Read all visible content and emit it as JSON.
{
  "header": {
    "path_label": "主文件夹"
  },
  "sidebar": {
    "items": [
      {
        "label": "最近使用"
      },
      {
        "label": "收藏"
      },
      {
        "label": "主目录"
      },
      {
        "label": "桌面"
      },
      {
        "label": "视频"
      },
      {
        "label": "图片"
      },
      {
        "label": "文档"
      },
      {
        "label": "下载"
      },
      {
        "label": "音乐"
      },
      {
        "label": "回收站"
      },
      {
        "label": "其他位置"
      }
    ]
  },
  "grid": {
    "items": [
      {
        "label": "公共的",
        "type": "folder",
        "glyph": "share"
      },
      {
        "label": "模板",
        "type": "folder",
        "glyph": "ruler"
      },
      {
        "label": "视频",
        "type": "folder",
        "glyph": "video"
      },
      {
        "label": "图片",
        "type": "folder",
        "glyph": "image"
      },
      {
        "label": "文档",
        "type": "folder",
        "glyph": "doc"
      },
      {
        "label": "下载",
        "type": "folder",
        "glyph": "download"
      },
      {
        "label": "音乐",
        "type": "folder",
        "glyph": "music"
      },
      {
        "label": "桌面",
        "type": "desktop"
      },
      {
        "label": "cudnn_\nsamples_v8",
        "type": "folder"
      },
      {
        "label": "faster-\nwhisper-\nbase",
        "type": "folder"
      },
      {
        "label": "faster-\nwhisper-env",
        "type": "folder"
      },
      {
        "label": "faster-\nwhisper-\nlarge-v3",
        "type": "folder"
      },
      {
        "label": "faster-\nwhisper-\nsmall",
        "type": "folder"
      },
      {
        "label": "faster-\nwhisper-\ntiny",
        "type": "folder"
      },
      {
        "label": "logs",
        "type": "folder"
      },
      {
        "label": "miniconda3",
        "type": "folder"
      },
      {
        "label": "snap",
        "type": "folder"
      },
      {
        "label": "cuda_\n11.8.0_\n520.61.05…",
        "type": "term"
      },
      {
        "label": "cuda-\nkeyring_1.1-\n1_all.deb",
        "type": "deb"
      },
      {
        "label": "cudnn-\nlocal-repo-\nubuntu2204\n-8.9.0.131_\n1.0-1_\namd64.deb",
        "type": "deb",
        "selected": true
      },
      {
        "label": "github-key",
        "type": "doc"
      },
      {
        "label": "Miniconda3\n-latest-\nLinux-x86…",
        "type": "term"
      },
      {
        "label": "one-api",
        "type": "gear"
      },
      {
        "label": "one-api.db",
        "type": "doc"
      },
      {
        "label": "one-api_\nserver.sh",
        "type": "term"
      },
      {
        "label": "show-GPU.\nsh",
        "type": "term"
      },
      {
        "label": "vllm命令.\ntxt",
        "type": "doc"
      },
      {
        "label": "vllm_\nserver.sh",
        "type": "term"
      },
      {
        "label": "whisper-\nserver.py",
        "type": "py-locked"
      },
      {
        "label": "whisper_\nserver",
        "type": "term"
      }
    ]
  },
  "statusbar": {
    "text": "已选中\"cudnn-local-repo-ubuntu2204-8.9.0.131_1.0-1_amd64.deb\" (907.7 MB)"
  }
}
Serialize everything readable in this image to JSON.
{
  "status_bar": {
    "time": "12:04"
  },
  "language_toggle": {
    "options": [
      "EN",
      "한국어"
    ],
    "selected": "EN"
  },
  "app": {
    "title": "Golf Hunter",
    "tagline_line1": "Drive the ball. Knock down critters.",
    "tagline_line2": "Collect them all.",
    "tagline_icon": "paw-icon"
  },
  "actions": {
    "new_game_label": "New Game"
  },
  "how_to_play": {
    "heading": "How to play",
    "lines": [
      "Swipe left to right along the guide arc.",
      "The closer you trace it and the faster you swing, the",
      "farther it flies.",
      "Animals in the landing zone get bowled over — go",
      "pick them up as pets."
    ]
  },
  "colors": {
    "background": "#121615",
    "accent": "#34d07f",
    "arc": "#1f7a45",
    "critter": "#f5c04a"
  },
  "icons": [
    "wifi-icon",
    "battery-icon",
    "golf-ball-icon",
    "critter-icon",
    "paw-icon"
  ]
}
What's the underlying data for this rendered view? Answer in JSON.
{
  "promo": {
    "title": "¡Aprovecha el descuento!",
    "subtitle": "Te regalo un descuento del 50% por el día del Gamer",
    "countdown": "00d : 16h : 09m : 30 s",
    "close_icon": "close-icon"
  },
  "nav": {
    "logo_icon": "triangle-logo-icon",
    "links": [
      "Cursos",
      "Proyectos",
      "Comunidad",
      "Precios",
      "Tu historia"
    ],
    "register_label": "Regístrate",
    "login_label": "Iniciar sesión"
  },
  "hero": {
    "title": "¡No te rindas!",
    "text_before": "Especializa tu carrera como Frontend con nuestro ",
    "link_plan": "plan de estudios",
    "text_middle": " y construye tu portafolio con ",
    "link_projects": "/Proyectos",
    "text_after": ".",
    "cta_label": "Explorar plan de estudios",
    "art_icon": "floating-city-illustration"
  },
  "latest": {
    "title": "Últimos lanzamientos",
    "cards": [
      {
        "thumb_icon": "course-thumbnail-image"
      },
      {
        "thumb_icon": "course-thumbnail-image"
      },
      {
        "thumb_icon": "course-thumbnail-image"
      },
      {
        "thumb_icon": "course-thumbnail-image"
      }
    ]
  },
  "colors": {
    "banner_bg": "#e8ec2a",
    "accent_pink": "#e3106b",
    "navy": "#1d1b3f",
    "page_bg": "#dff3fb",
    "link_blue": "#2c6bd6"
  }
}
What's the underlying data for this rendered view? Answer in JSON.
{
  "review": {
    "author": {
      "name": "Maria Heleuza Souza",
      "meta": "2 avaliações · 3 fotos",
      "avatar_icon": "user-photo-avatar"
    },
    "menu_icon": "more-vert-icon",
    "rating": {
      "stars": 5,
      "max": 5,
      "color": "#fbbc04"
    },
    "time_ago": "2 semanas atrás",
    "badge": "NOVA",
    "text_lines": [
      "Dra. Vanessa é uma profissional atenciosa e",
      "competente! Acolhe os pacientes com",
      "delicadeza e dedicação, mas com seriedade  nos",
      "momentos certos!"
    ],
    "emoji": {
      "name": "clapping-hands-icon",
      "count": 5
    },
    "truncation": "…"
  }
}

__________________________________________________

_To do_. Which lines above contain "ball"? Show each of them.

_Answer box_.
    "tagline_line1": "Drive the ball. Knock down critters.",
    "golf-ball-icon",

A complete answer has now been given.